__Exercise aim__. Each line of the entries that mentions the string "docker" needs to be reported.

[Given records — start]

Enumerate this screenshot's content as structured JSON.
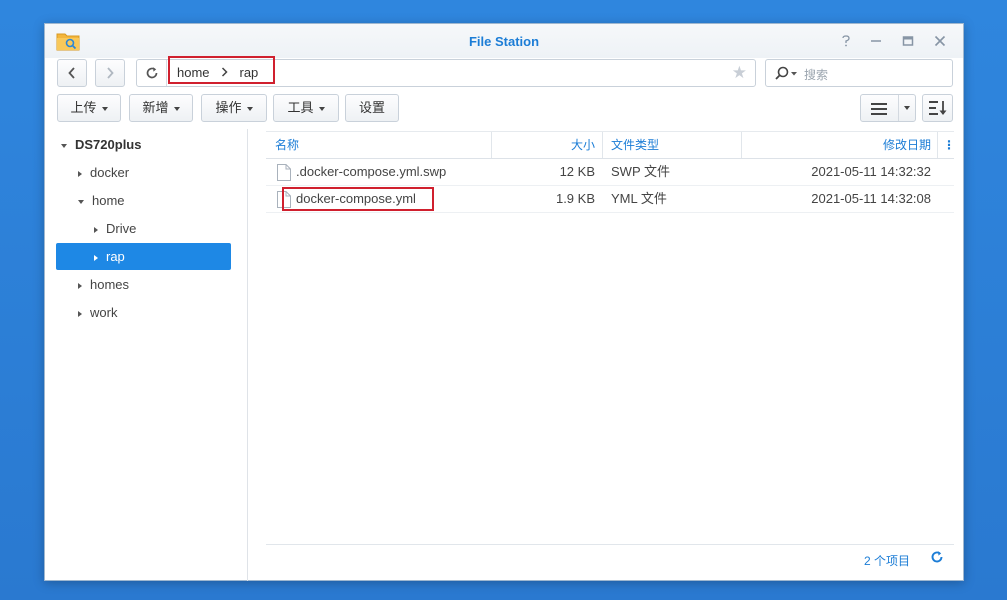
{
  "window": {
    "title": "File Station",
    "controls": [
      "help-icon",
      "minimize-icon",
      "maximize-icon",
      "close-icon"
    ]
  },
  "navigation": {
    "back_icon": "chevron-left-icon",
    "forward_icon": "chevron-right-icon",
    "refresh_icon": "refresh-icon",
    "path": [
      "home",
      "rap"
    ],
    "favorite_icon": "star-icon"
  },
  "search": {
    "placeholder": "搜索"
  },
  "toolbar": {
    "upload_label": "上传",
    "create_label": "新增",
    "action_label": "操作",
    "tools_label": "工具",
    "settings_label": "设置"
  },
  "sidebar": {
    "root": "DS720plus",
    "items": [
      {
        "label": "docker",
        "state": "collapsed"
      },
      {
        "label": "home",
        "state": "expanded"
      },
      {
        "label": "Drive",
        "state": "collapsed"
      },
      {
        "label": "rap",
        "state": "selected"
      },
      {
        "label": "homes",
        "state": "collapsed"
      },
      {
        "label": "work",
        "state": "collapsed"
      }
    ]
  },
  "file_list": {
    "columns": [
      "名称",
      "大小",
      "文件类型",
      "修改日期"
    ],
    "rows": [
      {
        "name": ".docker-compose.yml.swp",
        "size": "12 KB",
        "type": "SWP 文件",
        "modified": "2021-05-11 14:32:32"
      },
      {
        "name": "docker-compose.yml",
        "size": "1.9 KB",
        "type": "YML 文件",
        "modified": "2021-05-11 14:32:08"
      }
    ]
  },
  "footer": {
    "item_count": "2 个项目"
  },
  "colors": {
    "accent": "#1c7dd6",
    "selection": "#1e88e5",
    "highlight_box": "#d0202e",
    "desktop": "#2f86de"
  }
}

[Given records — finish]

__Answer below__.
        "label": "docker",
        "name": ".docker-compose.yml.swp",
        "name": "docker-compose.yml",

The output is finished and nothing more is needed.